Read more: https://bit.ly/3dO9CLZ
Young Epilepsy coordinates and funds research into the causes, treatments and impact of all aspects of childhood epilepsy. We want to secure the best outcome for everyone affected by the childhood epilepsies and we know the best way to do this is through research.
Led by the Prince of Wales’s Chair of Childhood Epilepsy, and Young Epilepsy Trustee, Professor Helen Cross OBE, our research partnership with Great Ormond Street Hospital and the University College London Great Ormond Street Institute of Child Health, works to 3 key Workstreams:
Around half of people diagnosed with epilepsy never learn the cause of it. This is concerning from both the personal and clinician perspective. The more we know about what causes epilepsy and how else the underlying cause is affecting the individual patient, the better clinicians can manage and treat, and the better the patient may understand themselves.
Epilepsy treatments have not changed very much over recent years and the process of finding the right combination of treatments for each patient can take a long time. This is very hard on patients, and their families. Continued advancement of imaging, surgery, dietetics,genomics, targeted treatment, and new medicines is therefore crucial in the quest to effectively treat and one day perhaps cure every epilepsy.
This workstream is set to tackle the wider challenges associated with growing up with epilepsy and in treating childhood epilepsies. It is important to know what epilepsy is, and how to treat it, but if the systems and supports are not in place to act on this knowledge then patients cannot benefit.
We need you to help us strengthen the voice of children and young people with epilepsy and their families in research.
We have launched the first network of young people with epilepsy, and parents of people with epilepsy, whose sole purpose is to consult on the development of research projects across our partnership.
If you would like your experiences to ensure epilepsy research is answering the right questions in the right way, please get in contact and sign up to the E-CURe network.
Young Epilepsy is working with UCL Institute of Neurology, University of Nottingham, Magnetic Shields Ltd, The Wellcome Centre for Human Neuroimaging, and UCL GOS-Institute of Child Health to design and build the world’s first wearable MEG scanner.
This new type of brain scanner will transform the lives of young people with epilepsy by giving more young people the chance of seizure freedom through epilepsy surgery.
We are pioneering this technology for UK hospitals so that this becomes and accessible service for all children with epilepsy.
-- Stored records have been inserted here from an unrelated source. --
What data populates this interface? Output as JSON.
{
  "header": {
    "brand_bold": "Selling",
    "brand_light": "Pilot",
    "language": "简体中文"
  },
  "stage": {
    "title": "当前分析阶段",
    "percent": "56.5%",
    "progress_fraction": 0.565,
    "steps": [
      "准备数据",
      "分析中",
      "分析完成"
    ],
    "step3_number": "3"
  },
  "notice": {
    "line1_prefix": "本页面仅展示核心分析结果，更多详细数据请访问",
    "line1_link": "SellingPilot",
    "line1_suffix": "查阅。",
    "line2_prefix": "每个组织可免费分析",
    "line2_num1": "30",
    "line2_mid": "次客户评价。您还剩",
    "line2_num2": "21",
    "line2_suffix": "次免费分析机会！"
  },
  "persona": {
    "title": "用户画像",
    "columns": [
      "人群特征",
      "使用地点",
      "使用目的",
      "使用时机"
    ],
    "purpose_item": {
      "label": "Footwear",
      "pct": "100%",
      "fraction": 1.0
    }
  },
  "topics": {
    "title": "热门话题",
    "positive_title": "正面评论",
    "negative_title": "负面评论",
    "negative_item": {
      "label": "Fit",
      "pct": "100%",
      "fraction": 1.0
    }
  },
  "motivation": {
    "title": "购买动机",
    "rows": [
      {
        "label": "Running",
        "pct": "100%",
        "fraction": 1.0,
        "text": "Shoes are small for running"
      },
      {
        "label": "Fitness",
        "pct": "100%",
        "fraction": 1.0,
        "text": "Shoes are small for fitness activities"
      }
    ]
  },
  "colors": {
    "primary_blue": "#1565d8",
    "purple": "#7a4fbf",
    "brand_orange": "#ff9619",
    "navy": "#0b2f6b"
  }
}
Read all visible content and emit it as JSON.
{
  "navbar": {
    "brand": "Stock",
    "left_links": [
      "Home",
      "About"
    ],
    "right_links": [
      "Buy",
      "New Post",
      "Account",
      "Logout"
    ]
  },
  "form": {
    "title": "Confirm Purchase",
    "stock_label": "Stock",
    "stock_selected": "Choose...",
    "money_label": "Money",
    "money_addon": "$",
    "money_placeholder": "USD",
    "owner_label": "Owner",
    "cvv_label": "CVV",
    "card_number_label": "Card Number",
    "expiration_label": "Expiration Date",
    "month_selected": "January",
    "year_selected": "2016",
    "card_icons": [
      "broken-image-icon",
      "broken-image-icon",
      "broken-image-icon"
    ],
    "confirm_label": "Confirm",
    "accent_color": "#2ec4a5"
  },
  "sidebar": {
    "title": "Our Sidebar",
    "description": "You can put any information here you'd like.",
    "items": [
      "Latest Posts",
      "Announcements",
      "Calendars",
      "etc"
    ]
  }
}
We're raising money to research life-changing genetic services for babies with epilepsy in the UK, Australia, Canada and the US.
We will pioneer the use of rapid genome testing in babies with epilepsy to understand whether if finding the genetic problem earlier on in life improves epilepsy and development in the long-term.
The project is led by UCL GOS-Institute of Child Health and Great Ormond Street Hospital and will work with Boston Children’s Hospital, USA, the Murdoch Children’s Research Institute with The Royal Children’s Hospital in Melbourne, Australia, and The Hospital for Sick Children (SickKids) in Toronto, Canada, and is the first global collaboration in child health genomics.
Read more: https://bit.ly/3dO9CLZ
We are following 120 children who we saw as babies with epilepsy as they grow up in order to understand the causes and impact of their epilepsy on their health and on their learning, mental health and wellbeing.
We want to map any patterns in these epilepsies which we may be able to use to get to the correct diagnosis and treatment much faster than is currently possible.
For instance, if we see a pattern in someone at 2 years old and are able to prove that this pattern is indicative of an epilepsy which usually is not recognised until someone is 7 or 8, then we are able to start the best treatment for them 5/6 years earlier. This may significantly reduce the impact that their epilepsy has on their health and life chances.
Travel to appointments, babysitter costs, loss of earnings, loss of time in school, reduced academic achievement, social problems, mental health problems, work problems, lack of inclusion etc. All of these are common potential issues faced by children with epilepsy and their families. These life costs build up and can wreak havoc on young lives.
We want to understand these ‘hidden costs’ so that we as a charity can advocate for better services and support for children with epilepsy and their families.